  • Republicans: 28,560 (6.16%)
  • Libertarians: 779 (0.17%)

The Democrats outnumber the Libertarians by more than 450 to 1, in other words.

Here are the lists individually. After each name is the gender it’s most closely associated with and the year of peak usage as a baby name (in terms of percentage of births) since 1900.

Statehood Green (0.82% of registered voters):

  1. Jon, male, peak usage in 1968
  2. Jesse, male, 1981
  3. Barry, male, 1962
  4. Darnell, male, 1984
  5. Ian, male, 2003
  6. Juan, male, 1999
  7. Jordan, male, 1997
  8. Jerry, male, 1941
  9. Corey, male, 1977
  10. Tyrone, male, 1970

The top Statehood Green names are 100% male, and most saw peak usage during the last four decades of the 20th century.

Democrat (75.58% of registered voters):

  1. Lillie, female, peak usage in 1900
  2. Laverne, female, 1928
  3. Ella, female, 2012
  4. Bernice, female, 1921
  5. Mildred, female, 1920
  6. Peggy, female, 1937
  7. Betty, female, 1934
  8. Ethel, female, 1900
  9. Toni, female, 1968
  10. Geraldine, female, 1931

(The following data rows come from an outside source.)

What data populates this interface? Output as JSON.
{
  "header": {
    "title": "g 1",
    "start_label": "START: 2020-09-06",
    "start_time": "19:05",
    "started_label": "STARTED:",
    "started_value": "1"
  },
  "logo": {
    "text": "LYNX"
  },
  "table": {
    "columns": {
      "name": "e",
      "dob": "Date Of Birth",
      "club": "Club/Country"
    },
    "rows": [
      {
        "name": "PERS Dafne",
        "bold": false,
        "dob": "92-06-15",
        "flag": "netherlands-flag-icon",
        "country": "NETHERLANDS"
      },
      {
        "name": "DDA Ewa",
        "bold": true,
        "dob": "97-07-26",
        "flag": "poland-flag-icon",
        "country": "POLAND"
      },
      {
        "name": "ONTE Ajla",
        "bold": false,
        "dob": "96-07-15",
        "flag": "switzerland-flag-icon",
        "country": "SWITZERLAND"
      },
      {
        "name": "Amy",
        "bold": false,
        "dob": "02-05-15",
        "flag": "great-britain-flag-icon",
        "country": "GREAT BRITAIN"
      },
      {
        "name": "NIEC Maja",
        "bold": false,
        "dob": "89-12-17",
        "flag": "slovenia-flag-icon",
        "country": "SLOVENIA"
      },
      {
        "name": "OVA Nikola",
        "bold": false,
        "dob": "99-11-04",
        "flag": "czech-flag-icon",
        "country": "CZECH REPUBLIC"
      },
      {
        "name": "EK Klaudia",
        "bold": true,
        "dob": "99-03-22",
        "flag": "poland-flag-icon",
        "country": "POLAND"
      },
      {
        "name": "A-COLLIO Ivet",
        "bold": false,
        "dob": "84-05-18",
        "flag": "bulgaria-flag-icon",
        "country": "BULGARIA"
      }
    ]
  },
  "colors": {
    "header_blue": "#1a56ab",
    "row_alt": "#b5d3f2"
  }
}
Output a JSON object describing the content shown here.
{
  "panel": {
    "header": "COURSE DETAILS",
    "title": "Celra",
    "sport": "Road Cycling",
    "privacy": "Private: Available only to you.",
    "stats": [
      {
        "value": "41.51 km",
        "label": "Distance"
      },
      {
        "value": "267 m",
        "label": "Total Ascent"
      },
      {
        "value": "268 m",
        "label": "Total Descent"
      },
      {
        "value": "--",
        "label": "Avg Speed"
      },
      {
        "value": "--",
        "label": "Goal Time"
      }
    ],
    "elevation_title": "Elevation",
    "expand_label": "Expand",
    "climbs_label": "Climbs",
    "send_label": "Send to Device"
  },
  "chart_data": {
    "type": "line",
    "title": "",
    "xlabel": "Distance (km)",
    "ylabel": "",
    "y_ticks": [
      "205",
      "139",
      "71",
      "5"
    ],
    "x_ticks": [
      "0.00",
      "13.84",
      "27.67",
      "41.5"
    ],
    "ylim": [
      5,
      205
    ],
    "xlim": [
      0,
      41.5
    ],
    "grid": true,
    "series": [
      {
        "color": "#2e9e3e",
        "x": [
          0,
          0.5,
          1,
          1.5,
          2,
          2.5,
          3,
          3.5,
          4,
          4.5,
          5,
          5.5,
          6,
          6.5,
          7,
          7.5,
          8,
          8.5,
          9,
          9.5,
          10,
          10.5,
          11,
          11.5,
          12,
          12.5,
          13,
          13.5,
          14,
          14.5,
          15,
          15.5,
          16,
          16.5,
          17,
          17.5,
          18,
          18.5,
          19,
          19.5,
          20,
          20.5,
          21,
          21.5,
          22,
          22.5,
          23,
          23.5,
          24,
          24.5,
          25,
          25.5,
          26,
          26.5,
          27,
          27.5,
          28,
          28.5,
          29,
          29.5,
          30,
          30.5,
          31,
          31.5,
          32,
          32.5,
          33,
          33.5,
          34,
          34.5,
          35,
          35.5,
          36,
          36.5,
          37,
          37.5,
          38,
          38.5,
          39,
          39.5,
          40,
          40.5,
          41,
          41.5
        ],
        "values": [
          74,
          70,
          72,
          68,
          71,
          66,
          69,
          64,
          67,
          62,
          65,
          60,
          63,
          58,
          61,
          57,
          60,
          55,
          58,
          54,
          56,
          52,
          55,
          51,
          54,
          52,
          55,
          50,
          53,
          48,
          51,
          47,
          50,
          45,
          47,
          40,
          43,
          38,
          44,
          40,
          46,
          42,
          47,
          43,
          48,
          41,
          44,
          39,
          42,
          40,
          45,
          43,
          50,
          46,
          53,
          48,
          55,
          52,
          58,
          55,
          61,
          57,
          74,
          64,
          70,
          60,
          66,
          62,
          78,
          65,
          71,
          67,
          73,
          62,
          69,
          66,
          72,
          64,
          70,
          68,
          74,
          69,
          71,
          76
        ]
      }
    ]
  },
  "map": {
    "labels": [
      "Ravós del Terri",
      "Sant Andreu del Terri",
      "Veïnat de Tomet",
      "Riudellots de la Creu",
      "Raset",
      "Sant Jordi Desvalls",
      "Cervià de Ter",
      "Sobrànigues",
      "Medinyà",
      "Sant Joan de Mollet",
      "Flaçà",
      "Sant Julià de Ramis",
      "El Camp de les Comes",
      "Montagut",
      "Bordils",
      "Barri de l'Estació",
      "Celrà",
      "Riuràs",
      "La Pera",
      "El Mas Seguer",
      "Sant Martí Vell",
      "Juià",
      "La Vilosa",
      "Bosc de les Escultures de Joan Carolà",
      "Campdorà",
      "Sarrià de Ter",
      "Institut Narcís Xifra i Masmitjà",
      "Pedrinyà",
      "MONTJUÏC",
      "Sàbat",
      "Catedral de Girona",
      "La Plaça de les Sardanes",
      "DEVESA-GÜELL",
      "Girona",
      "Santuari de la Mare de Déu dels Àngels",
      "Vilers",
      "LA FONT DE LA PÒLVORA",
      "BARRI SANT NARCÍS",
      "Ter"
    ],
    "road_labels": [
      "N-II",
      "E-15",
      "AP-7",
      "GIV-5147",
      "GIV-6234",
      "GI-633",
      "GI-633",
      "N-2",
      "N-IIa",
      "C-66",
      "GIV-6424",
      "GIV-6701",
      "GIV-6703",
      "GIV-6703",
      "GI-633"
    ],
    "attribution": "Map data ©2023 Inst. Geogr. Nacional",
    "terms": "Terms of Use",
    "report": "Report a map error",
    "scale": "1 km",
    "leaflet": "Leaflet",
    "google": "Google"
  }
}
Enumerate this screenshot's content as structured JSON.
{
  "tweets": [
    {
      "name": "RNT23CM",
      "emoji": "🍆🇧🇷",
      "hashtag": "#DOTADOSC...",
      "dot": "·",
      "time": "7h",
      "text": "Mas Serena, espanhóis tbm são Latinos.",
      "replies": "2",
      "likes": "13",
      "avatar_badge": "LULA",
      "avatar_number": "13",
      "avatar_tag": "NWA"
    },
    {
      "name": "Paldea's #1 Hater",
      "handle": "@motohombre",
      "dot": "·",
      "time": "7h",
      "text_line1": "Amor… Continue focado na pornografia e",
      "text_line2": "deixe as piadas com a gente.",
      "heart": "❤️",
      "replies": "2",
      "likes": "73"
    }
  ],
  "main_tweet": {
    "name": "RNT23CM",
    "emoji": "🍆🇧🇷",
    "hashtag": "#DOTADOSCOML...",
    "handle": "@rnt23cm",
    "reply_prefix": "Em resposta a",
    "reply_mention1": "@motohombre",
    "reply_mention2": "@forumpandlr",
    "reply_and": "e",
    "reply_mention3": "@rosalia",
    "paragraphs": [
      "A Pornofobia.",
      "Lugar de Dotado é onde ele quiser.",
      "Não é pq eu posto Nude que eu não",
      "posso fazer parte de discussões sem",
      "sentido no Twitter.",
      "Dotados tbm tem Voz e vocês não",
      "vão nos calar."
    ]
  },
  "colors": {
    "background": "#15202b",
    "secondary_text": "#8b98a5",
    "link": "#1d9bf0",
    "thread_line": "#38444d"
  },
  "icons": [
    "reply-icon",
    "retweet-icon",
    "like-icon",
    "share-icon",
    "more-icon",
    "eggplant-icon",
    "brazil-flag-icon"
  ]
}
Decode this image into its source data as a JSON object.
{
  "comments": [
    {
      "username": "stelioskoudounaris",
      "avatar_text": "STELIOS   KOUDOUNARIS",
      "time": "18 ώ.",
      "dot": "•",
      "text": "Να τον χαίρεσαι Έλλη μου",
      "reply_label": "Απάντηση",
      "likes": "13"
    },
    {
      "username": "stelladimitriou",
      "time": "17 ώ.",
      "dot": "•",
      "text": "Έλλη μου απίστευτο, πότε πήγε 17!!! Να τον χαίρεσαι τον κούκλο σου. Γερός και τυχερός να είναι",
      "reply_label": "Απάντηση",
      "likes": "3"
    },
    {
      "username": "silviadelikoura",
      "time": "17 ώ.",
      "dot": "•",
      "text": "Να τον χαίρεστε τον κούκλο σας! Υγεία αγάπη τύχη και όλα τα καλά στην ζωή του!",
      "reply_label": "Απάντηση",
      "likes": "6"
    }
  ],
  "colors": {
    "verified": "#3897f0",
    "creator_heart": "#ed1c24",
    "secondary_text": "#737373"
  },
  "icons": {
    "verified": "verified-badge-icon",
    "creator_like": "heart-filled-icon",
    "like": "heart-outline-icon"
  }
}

The top Democrat names are 100% female, and most saw peak usage in the first half of the 20th century, especially the ’20s and ’30s.

Republican (6.16% of registered voters):

  1. Tyler, male, peak usage in 1994
  2. Bradley, male, 1979
  3. Kelsey, female, 1992
  4. Lindsey, female, 1984
  5. Kristina, female, 1985
  6. Meredith, female, 1981
  7. Caroline, female, 2014
  8. Kyle, male, 1990
  9. Kelly, female, 1977
  10. Taylor, female, 1996

The top Republican names are 70% female and 30% male, and most saw peak usage during the last three decades of the 20th century, especially the ’90s.

Libertarian (0.17% of registered voters):

  1. Jared, male, peak usage in 1998
  2. Jon, male, 1968
  3. Brendan, male, 1999
  4. Derek, male, 1982
  5. Joy, female, 1974
  6. Kyle, male, 1990
  7. Brooke, female, 2003
  8. Julian, male, 2014
  9. Nicholas, male, 1999
  10. Chelsea, female, 1992

The top Libertarian names are 70% male and 30% female, and most saw peak usage during the last few decades of the 20th century, especially the ’90s.

*

It was interesting to see just how feminine and old-fashioned the top Democrat names are. But the thing that most surprised was that the Green party’s list included zero female names. I would have guessed that, if any list here was going to be 100% male, it’d be the Libertarian party — definitely not the Green party.

What are your thoughts on these lists?

Sources: Identity Politics, Washington Post, December 2015; Voter Registration Statistics – DC Board of Elections; Popular Baby Names – SSA
Image: NPS

P.S. Thank you, Becca!

Baby Name Needed – Name for Baby Girl #4

A reader named Darlene is having trouble coming up with a name for her fourth baby girl (due in 2 months). Her first three daughters are Whitney Anne, Presley Kaye, and Gracey Dale. She and her husband have come up with possibilities like Lindsey, Kristen, Nicole, Jenna, Carley, Valerie and Meloney — but none of them have really emerged as favorites.

What do you think, readers? Whitney, Presley, Gracey, and … what?

My opinion is that the fourth daughter’s name ought to continue the pattern: 2-syllable first name ending with an “ee”-sound, then a 1-syllable middle name. Trying something new at this point might give rise to jealousy.

With that in mind, I think the following first names might work: Ainsley, Annie, Bailey, Chelsea, Elsie, Finley, Hadley, Harley, Jody, Josie, Kacey, Lainey, Lilly, Marley, Riley or Zoe.

For middle names, I came up with Beth, Bree, Claire, Faith, Hope, Jade, Jane, Kate, Paige, Reese, Rose, Sage and Tess.

As for combinations… Ainsley Jane? Riley Claire? Zoe Rose? Marley Kate?

Please leave a comment with your suggestions for Darlene.